by Richard Holmes
Richard Holmes has a gift for biographical writing. His latest book is a gripping narrative about the Romantic movement and its members' fascination with science and discovery. This was the era that brought professionalism to science, even giving us the very word, 'scientist.'
Holmes begins with Joseph Banks who accompanied James Cook on his first voyage in HM Bark Endeavour as the naturalist. His observations of the native people of the island of Tahiti is surprising in an English culture known for its sense of self-superiority. Banks was not immune to this sense, but he was able to stifle it to permit himself to observe objectively. He returned to acclaim and a position as the president of the Royal Society. He was instrumental in encouraging scientists and explorers alike.
A chapter on balloonists and their hopes to conquer the sky are described next. Curiously, one of the first thoughts that occurred to contemporaries was the potential for warfare. The English were concerned that the French would be able to deliver troops to their island by a fleet of troop-carrying balloons.
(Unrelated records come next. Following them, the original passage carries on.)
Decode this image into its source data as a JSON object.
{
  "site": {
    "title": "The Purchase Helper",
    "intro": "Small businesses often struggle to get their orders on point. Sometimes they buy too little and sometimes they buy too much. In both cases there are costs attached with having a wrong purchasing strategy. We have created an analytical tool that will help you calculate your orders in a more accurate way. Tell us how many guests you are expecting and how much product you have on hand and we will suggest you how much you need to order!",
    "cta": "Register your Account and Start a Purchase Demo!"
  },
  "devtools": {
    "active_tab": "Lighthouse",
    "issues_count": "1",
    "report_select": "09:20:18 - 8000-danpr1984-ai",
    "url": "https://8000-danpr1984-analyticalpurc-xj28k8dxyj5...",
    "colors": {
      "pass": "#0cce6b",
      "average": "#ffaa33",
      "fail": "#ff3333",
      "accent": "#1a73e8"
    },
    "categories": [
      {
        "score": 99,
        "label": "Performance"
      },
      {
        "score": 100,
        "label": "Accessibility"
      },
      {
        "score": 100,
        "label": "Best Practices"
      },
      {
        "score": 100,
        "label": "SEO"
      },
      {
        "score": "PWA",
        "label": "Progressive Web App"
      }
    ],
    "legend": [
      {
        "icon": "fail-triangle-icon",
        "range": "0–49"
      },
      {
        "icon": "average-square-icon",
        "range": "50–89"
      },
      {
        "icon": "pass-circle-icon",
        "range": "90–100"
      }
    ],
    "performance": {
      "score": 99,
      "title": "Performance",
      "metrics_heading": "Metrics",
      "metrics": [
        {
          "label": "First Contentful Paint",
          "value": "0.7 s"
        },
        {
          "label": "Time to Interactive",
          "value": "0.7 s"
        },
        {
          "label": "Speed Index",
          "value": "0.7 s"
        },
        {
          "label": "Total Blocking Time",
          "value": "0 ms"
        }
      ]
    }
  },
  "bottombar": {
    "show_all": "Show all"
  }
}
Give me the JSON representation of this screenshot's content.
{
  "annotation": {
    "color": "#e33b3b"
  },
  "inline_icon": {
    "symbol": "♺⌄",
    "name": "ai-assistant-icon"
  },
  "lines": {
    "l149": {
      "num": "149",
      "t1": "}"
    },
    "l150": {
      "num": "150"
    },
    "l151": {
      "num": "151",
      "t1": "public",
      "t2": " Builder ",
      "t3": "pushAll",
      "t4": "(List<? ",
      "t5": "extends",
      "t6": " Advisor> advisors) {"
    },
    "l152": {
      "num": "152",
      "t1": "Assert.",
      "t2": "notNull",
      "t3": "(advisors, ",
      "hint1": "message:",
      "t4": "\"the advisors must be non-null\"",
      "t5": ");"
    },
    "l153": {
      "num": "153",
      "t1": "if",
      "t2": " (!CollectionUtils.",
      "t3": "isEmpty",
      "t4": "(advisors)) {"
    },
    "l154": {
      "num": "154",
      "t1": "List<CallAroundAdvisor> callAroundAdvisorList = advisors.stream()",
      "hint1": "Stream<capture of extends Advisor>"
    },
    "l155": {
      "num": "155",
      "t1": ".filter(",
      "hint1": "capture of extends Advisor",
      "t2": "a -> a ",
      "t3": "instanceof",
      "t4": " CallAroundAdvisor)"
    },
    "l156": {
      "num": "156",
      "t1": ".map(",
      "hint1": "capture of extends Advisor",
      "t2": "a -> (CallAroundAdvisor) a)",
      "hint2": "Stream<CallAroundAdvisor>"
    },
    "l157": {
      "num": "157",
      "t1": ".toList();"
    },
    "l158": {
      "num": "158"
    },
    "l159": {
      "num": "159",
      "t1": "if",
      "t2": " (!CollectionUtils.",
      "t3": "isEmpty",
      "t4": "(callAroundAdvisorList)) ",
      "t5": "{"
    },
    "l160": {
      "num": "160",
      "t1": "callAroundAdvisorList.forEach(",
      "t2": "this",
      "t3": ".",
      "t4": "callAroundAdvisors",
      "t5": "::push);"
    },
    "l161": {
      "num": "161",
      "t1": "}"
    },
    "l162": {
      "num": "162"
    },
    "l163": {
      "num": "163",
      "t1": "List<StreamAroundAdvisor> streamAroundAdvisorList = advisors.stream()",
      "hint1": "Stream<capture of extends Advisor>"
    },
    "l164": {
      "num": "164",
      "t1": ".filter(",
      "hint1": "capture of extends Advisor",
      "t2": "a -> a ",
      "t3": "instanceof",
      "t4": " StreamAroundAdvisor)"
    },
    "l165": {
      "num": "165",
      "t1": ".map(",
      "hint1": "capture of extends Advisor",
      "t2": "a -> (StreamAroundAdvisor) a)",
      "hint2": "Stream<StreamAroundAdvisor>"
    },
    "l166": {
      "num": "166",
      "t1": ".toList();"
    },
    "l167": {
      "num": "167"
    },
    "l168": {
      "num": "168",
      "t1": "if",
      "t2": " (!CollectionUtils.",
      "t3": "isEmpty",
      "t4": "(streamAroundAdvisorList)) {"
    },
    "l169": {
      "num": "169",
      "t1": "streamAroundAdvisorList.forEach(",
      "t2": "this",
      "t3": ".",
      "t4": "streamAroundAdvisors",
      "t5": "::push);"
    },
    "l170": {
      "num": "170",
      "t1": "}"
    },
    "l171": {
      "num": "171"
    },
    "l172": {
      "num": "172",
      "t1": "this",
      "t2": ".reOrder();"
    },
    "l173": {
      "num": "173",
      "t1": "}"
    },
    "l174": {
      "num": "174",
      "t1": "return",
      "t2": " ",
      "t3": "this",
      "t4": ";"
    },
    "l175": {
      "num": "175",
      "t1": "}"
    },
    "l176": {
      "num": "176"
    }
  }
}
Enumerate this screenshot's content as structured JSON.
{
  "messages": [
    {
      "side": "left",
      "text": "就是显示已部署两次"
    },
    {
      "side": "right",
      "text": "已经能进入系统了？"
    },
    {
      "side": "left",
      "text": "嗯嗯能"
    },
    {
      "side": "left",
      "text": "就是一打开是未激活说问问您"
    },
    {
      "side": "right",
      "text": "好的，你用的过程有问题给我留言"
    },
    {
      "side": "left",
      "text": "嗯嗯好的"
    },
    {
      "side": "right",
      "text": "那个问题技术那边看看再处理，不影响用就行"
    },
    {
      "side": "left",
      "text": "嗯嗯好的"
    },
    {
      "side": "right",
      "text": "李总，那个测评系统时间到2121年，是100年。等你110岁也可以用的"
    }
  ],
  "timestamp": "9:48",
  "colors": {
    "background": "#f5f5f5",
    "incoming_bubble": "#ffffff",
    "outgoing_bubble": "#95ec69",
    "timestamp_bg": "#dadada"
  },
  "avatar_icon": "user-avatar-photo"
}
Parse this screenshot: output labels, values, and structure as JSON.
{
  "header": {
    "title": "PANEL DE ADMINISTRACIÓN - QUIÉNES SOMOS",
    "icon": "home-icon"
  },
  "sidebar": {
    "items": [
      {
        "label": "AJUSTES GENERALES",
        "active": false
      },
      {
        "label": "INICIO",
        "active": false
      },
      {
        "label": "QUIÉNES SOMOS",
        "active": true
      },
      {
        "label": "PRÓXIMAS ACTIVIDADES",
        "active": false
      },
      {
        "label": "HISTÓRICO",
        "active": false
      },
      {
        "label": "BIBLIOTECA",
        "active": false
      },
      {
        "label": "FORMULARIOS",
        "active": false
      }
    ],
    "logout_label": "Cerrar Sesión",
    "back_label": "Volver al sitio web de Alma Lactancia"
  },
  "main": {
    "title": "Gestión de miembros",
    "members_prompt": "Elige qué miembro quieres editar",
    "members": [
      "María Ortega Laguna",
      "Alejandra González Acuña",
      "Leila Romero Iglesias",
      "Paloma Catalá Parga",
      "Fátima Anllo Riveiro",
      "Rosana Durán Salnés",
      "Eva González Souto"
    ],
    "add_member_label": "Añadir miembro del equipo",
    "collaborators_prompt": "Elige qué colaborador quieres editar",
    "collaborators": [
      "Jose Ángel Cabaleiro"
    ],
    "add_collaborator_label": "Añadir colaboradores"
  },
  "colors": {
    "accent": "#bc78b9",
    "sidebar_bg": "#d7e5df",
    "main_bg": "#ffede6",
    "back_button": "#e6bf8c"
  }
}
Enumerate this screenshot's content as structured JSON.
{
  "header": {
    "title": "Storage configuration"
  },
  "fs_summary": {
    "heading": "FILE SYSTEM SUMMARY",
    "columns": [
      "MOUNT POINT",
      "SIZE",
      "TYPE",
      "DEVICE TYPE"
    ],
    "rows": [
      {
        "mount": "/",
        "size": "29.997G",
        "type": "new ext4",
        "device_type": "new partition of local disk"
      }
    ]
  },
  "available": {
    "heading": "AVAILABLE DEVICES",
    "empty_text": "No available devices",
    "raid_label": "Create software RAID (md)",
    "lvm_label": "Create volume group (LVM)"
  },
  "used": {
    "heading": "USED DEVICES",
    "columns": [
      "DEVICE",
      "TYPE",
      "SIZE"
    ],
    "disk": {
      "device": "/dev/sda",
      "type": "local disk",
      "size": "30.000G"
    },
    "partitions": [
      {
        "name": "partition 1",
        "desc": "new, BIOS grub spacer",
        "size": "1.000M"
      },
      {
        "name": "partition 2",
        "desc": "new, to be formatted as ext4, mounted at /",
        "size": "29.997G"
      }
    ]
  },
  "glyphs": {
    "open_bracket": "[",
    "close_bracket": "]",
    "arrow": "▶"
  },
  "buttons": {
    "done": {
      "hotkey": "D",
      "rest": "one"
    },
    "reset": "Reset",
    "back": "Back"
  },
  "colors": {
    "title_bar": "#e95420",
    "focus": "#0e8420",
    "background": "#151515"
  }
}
A substantial portion of the book is devoted to the Herschel family, William, his younger sister Caroline and his son, John. The story of these dedicated scientists is well observed, especially the portion about William and his sister.
Another explorer that Banks encouraged was Mungo Park, a man one hardly hears of nowadays. He sought to explore the Niger River and find its source, risking life and limb to do so. The description of how the purpose of his trip was co-opted for colonialist ends makes for sad reading.
The life and work of Humphry Davy, arguably the first chemist, takes two chapters. His thorough study of chemical interactions, his discoveries and his inventions are thoroughly covered.
The impact of Mary Shelley's Frankenstein is evaluated in a chapter called "Dr. Frankenstein and the Soul." Holmes reviews the Vitalist controversy and helps us see how the book reflects the concerns of its author, and her associates, with science and its role in society.
The last two sections cover Michael Faraday and John Herschel, mostly. The detail in these latter chapters is lacking in comparison to the wealth of the earlier chapters. Extensive chapters on both these men would have been welcome, especially the younger Herschel.
Holmes's bibliography is a fine one and a thorough one and will serve as a valuable resource for readers willing to explore further. He also provides thumbnail sketches of the lives of many of the persons who appear in the book, and some who don't, in an appendix.
This book is one that deserves all the accolades it has received. It does not disappoint.